Every Friday, BC Rugby will post a series of stories documenting the team’s preparations for Ottawa.
This week, BC Rugby spoke to Blair Farron, United RFC Social Director and Rogues Member, about the importance of gay and inclusive Rugby in BC and what we can learn from the Rogues.
BC Rugby is proud to support the Rogues on their journey to the Bingham Cup, and continues to help with logistics, field bookings, coaching sessions and donations. You can support the Rogues by visiting its GoFundMe page. The Club has raised over $4,000 of its $10,000 goal.
WE‘RE NOT JUST BUILDING PLAYERS – WE’RE BUILDING PEOPLE
For Blair, the social aspect of Rugby is as important as the sport itself. Spending time with like-minded people both on and off the field is a cornerstone of Rugby, and is the reason he loves being part of the Rogues.
Blair, who is Social Director for United RFC, found out about the Rogues from a friend at Burnaby Lake RFC. He headed to Touch Rugby training one summer evening and, from that moment on, was hooked.
“I fell in love with everyone and the cause,” Blair told BC Rugby. “Playing with people who just wanted to play Rugby – people who might not have had that chance before or felt comfortable to do so.”
The Rogues, says Blair, never profess to be the best team in the league; but they always promise to be the most sociable. They promote a positive culture: Blair has never seen another team losing celebrate scoring a try so hard.
“Some people might not like the idea of having a gay and inclusive Rugby team, or ask do we even really need that? But we are seeing why the Rogues are such an important team and Club to have in BC.”
The encouragement shown towards each player is something that Blair doesn’t take for granted. The team plays hard, but there is no negativity if people make mistakes.
“The Rogues stand for the sport of Rugby. It’s fun, safe and you can be who you want to be and be welcomed,” Blair said. “We are warriors on the field, but we need to be compassionate and look after the people around us, as well as the people we are facing. We need to go out there and play hard, but remember what the foundations of Rugby are truly about. The camaraderie of all people coming together for the love of a sport.”
Rugby is a family sport and the Rogues, said Blair, are setting a great example of championing an environment where everyone is welcome.
“We’re not just building Rugby players, we’re building people,” said Blair. “We don’t want to see people not being involved. It’s all about helping each other out. It’s about being a community. The Rogues have set a wonderful example of what being an inclusive Club is about.
“Some people might not like the idea of having a gay and inclusive Rugby team, or ask do we even really need that? But we are seeing why the Rogues are such an important team and Club to have in BC.
“This is pushing the sport in a great direction – a direction that Rugby and every other sport should be heading. We are building bridges that allow other people to cross, who might not have had the opportunity to cross before.”
“WE ARE ALL LEARNING TOGETHER”
As someone who joined the Rogues as an outsider, Blair knows the importance of promoting an inclusive culture within Rugby.

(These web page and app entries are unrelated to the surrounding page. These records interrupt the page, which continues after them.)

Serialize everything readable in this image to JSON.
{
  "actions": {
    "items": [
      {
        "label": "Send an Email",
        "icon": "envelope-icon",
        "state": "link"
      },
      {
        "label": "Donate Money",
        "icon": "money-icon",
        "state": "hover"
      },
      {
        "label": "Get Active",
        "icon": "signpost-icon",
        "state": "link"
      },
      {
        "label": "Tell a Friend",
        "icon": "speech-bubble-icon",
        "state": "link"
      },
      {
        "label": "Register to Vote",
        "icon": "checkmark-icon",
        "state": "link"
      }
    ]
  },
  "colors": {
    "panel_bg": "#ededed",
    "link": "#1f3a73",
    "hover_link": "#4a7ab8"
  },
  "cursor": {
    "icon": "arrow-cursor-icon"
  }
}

“Rugby is full of people who didn’t quite fit in anywhere else, but you will always have a place with us,” he said. “No matter who you are, where you are from, how well or how badly you are doing in life – we have a space for you.”
United RFC hosted the Rogues last weekend as part of the visitors’ preparations for the 2022 Bingham Cup – the biennial world championships for gay and inclusive Rugby.
After the two Clubs battled it out in hot, sunny conditions similar to what the Rogues will face in Ottawa this August, Blair hopes more Clubs will come together to build a more welcoming and inclusive space for all.
“It’s a great opportunity for people from different sides of the track to come together and share the experience,” Blair said. “We have a chance to set an example. With what the Rogues have done, and the ideas they are putting out there, other Clubs are watching and listening. We are all learning together.”